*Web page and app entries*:
* * * * *

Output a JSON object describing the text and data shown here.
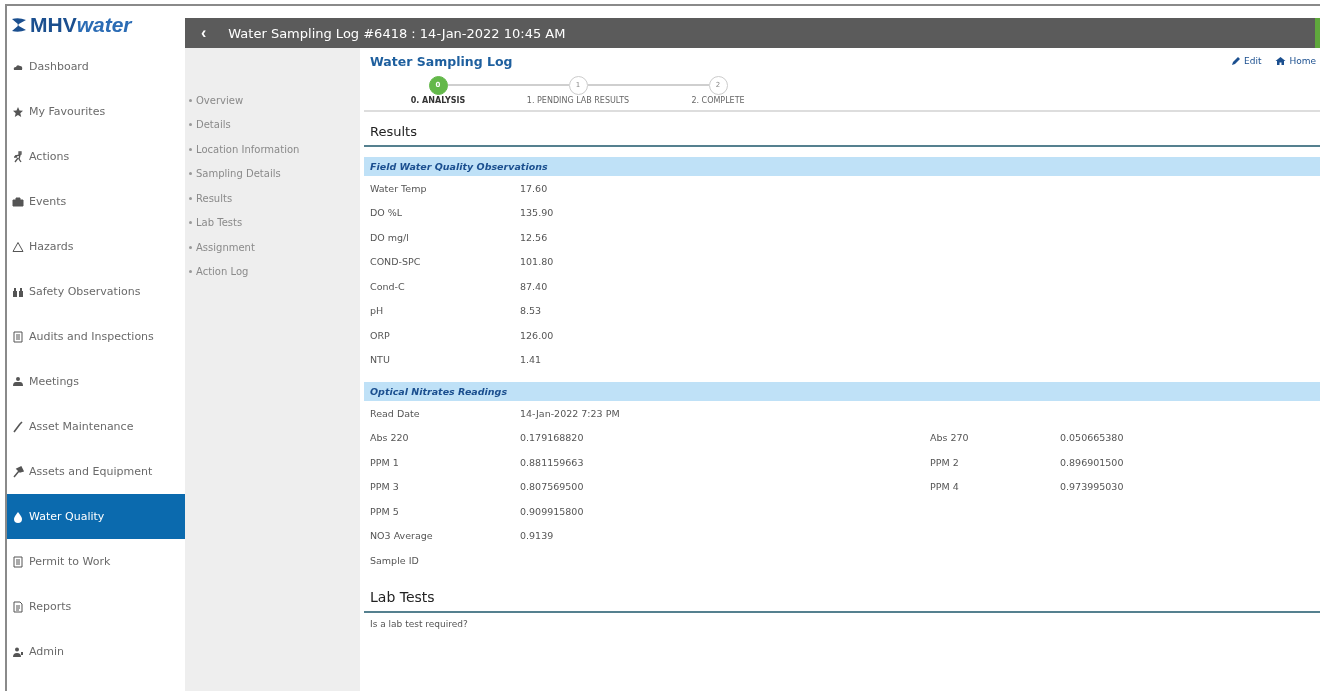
{
  "logo": {
    "strong": "MHV",
    "light": "water"
  },
  "sidebar": {
    "items": [
      {
        "label": "Dashboard",
        "selected": false
      },
      {
        "label": "My Favourites",
        "selected": false
      },
      {
        "label": "Actions",
        "selected": false
      },
      {
        "label": "Events",
        "selected": false
      },
      {
        "label": "Hazards",
        "selected": false
      },
      {
        "label": "Safety Observations",
        "selected": false
      },
      {
        "label": "Audits and Inspections",
        "selected": false
      },
      {
        "label": "Meetings",
        "selected": false
      },
      {
        "label": "Asset Maintenance",
        "selected": false
      },
      {
        "label": "Assets and Equipment",
        "selected": false
      },
      {
        "label": "Water Quality",
        "selected": true
      },
      {
        "label": "Permit to Work",
        "selected": false
      },
      {
        "label": "Reports",
        "selected": false
      },
      {
        "label": "Admin",
        "selected": false
      }
    ]
  },
  "title_bar": {
    "back": "‹",
    "title": "Water Sampling Log #6418 : 14-Jan-2022 10:45 AM"
  },
  "section_nav": [
    "Overview",
    "Details",
    "Location Information",
    "Sampling Details",
    "Results",
    "Lab Tests",
    "Assignment",
    "Action Log"
  ],
  "page_title": "Water Sampling Log",
  "actions": [
    "Edit",
    "Home"
  ],
  "stepper": [
    {
      "number": "0",
      "label": "0. ANALYSIS",
      "selected": true
    },
    {
      "number": "1",
      "label": "1. PENDING LAB RESULTS",
      "selected": false
    },
    {
      "number": "2",
      "label": "2. COMPLETE",
      "selected": false
    }
  ],
  "results": {
    "heading": "Results",
    "groups": [
      {
        "title": "Field Water Quality Observations",
        "rows": [
          {
            "cells": [
              "Water Temp",
              "17.60"
            ]
          },
          {
            "cells": [
              "DO %L",
              "135.90"
            ]
          },
          {
            "cells": [
              "DO mg/l",
              "12.56"
            ]
          },
          {
            "cells": [
              "COND-SPC",
              "101.80"
            ]
          },
          {
            "cells": [
              "Cond-C",
              "87.40"
            ]
          },
          {
            "cells": [
              "pH",
              "8.53"
            ]
          },
          {
            "cells": [
              "ORP",
              "126.00"
            ]
          },
          {
            "cells": [
              "NTU",
              "1.41"
            ]
          }
        ]
      },
      {
        "title": "Optical Nitrates Readings",
        "rows": [
          {
            "cells": [
              "Read Date",
              "14-Jan-2022 7:23 PM"
            ]
          },
          {
            "cells": [
              "Abs 220",
              "0.179168820",
              "Abs 270",
              "0.050665380"
            ]
          },
          {
            "cells": [
              "PPM 1",
              "0.881159663",
              "PPM 2",
              "0.896901500"
            ]
          },
          {
            "cells": [
              "PPM 3",
              "0.807569500",
              "PPM 4",
              "0.973995030"
            ]
          },
          {
            "cells": [
              "PPM 5",
              "0.909915800"
            ]
          },
          {
            "cells": [
              "NO3 Average",
              "0.9139"
            ]
          },
          {
            "cells": [
              "Sample ID"
            ]
          }
        ]
      }
    ]
  },
  "lab_tests": {
    "heading": "Lab Tests",
    "question": "Is a lab test required?"
  }
}
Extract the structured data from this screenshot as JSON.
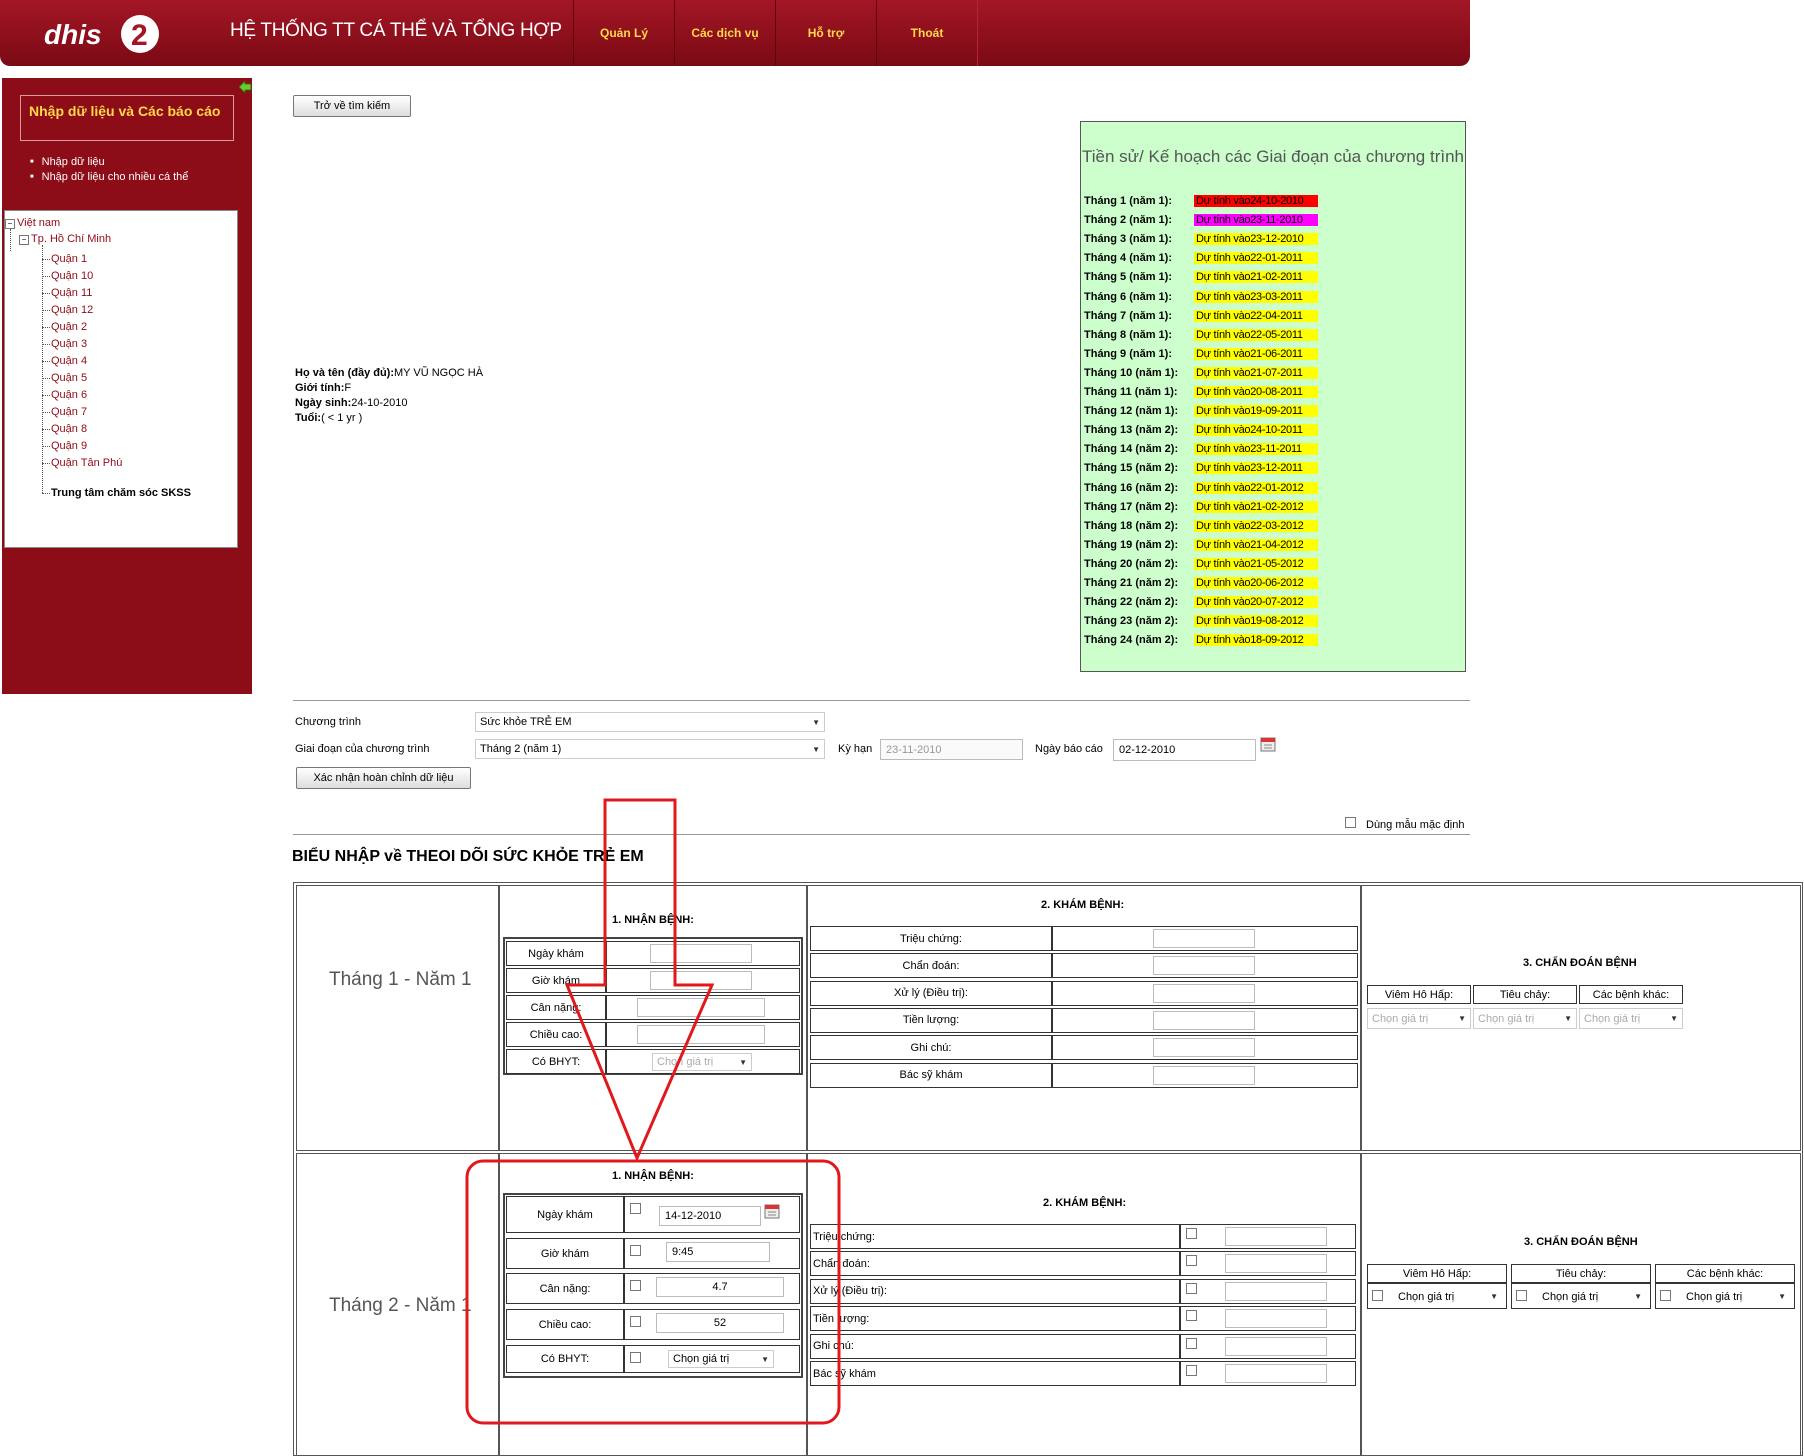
{
  "header": {
    "logo_text": "dhis2",
    "app_title": "HỆ THỐNG TT CÁ THỂ VÀ TỔNG HỢP",
    "menu": [
      "Quản Lý",
      "Các dịch vụ",
      "Hỗ trợ",
      "Thoát"
    ]
  },
  "sidebar": {
    "heading": "Nhập dữ liệu và Các báo cáo",
    "links": [
      "Nhập dữ liệu",
      "Nhập dữ liệu cho nhiều cá thể"
    ],
    "tree": {
      "root": "Việt nam",
      "city": "Tp. Hồ Chí Minh",
      "districts": [
        "Quận 1",
        "Quận 10",
        "Quận 11",
        "Quận 12",
        "Quận 2",
        "Quận 3",
        "Quận 4",
        "Quận 5",
        "Quận 6",
        "Quận 7",
        "Quận 8",
        "Quận 9",
        "Quận Tân Phú"
      ],
      "selected": "Trung tâm chăm sóc SKSS"
    }
  },
  "back_button": "Trở về tìm kiếm",
  "patient": {
    "name_label": "Họ và tên (đầy đủ):",
    "name": "MY VŨ NGỌC HÀ",
    "gender_label": "Giới tính:",
    "gender": "F",
    "dob_label": "Ngày sinh:",
    "dob": "24-10-2010",
    "age_label": "Tuổi:",
    "age": "( < 1 yr )"
  },
  "schedule": {
    "title": "Tiền sử/ Kế hoạch các Giai đoạn của chương trình",
    "items": [
      {
        "label": "Tháng 1 (năm 1):",
        "value": "Dự tính vào24-10-2010",
        "color": "#ff0000"
      },
      {
        "label": "Tháng 2 (năm 1):",
        "value": "Dự tính vào23-11-2010",
        "color": "#ff00ff"
      },
      {
        "label": "Tháng 3 (năm 1):",
        "value": "Dự tính vào23-12-2010",
        "color": "#ffff00"
      },
      {
        "label": "Tháng 4 (năm 1):",
        "value": "Dự tính vào22-01-2011",
        "color": "#ffff00"
      },
      {
        "label": "Tháng 5 (năm 1):",
        "value": "Dự tính vào21-02-2011",
        "color": "#ffff00"
      },
      {
        "label": "Tháng 6 (năm 1):",
        "value": "Dự tính vào23-03-2011",
        "color": "#ffff00"
      },
      {
        "label": "Tháng 7 (năm 1):",
        "value": "Dự tính vào22-04-2011",
        "color": "#ffff00"
      },
      {
        "label": "Tháng 8 (năm 1):",
        "value": "Dự tính vào22-05-2011",
        "color": "#ffff00"
      },
      {
        "label": "Tháng 9 (năm 1):",
        "value": "Dự tính vào21-06-2011",
        "color": "#ffff00"
      },
      {
        "label": "Tháng 10 (năm 1):",
        "value": "Dự tính vào21-07-2011",
        "color": "#ffff00"
      },
      {
        "label": "Tháng 11 (năm 1):",
        "value": "Dự tính vào20-08-2011",
        "color": "#ffff00"
      },
      {
        "label": "Tháng 12 (năm 1):",
        "value": "Dự tính vào19-09-2011",
        "color": "#ffff00"
      },
      {
        "label": "Tháng 13 (năm 2):",
        "value": "Dự tính vào24-10-2011",
        "color": "#ffff00"
      },
      {
        "label": "Tháng 14 (năm 2):",
        "value": "Dự tính vào23-11-2011",
        "color": "#ffff00"
      },
      {
        "label": "Tháng 15 (năm 2):",
        "value": "Dự tính vào23-12-2011",
        "color": "#ffff00"
      },
      {
        "label": "Tháng 16 (năm 2):",
        "value": "Dự tính vào22-01-2012",
        "color": "#ffff00"
      },
      {
        "label": "Tháng 17 (năm 2):",
        "value": "Dự tính vào21-02-2012",
        "color": "#ffff00"
      },
      {
        "label": "Tháng 18 (năm 2):",
        "value": "Dự tính vào22-03-2012",
        "color": "#ffff00"
      },
      {
        "label": "Tháng 19 (năm 2):",
        "value": "Dự tính vào21-04-2012",
        "color": "#ffff00"
      },
      {
        "label": "Tháng 20 (năm 2):",
        "value": "Dự tính vào21-05-2012",
        "color": "#ffff00"
      },
      {
        "label": "Tháng 21 (năm 2):",
        "value": "Dự tính vào20-06-2012",
        "color": "#ffff00"
      },
      {
        "label": "Tháng 22 (năm 2):",
        "value": "Dự tính vào20-07-2012",
        "color": "#ffff00"
      },
      {
        "label": "Tháng 23 (năm 2):",
        "value": "Dự tính vào19-08-2012",
        "color": "#ffff00"
      },
      {
        "label": "Tháng 24 (năm 2):",
        "value": "Dự tính vào18-09-2012",
        "color": "#ffff00"
      }
    ]
  },
  "program": {
    "program_label": "Chương trình",
    "program_value": "Sức khỏe TRẺ EM",
    "stage_label": "Giai đoạn của chương trình",
    "stage_value": "Tháng 2 (năm 1)",
    "due_label": "Kỳ hạn",
    "due_value": "23-11-2010",
    "report_label": "Ngày báo cáo",
    "report_value": "02-12-2010",
    "complete_button": "Xác nhận hoàn chỉnh dữ liệu",
    "default_form_label": "Dùng mẫu mặc định"
  },
  "form": {
    "title": "BIỂU NHẬP về THEOI DÕI SỨC KHỎE TRẺ EM",
    "section1": "1. NHẬN BỆNH:",
    "section2": "2. KHÁM BỆNH:",
    "section3": "3. CHẨN ĐOÁN BỆNH",
    "intake_fields": [
      "Ngày khám",
      "Giờ khám",
      "Cân nặng:",
      "Chiều cao:",
      "Có BHYT:"
    ],
    "exam_fields": [
      "Triệu chứng:",
      "Chẩn đoán:",
      "Xử lý (Điều trị):",
      "Tiền lượng:",
      "Ghi chú:",
      "Bác sỹ khám"
    ],
    "diag_fields": [
      "Viêm Hô Hấp:",
      "Tiêu chảy:",
      "Các bệnh khác:"
    ],
    "select_placeholder": "Chọn giá trị",
    "rows": [
      {
        "label": "Tháng 1 - Năm 1"
      },
      {
        "label": "Tháng 2 - Năm 1",
        "intake_values": [
          "14-12-2010",
          "9:45",
          "4.7",
          "52"
        ]
      }
    ]
  }
}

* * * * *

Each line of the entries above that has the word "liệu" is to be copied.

    "heading": "Nhập dữ liệu và Các báo cáo",
      "Nhập dữ liệu",
      "Nhập dữ liệu cho nhiều cá thể"
    "complete_button": "Xác nhận hoàn chỉnh dữ liệu",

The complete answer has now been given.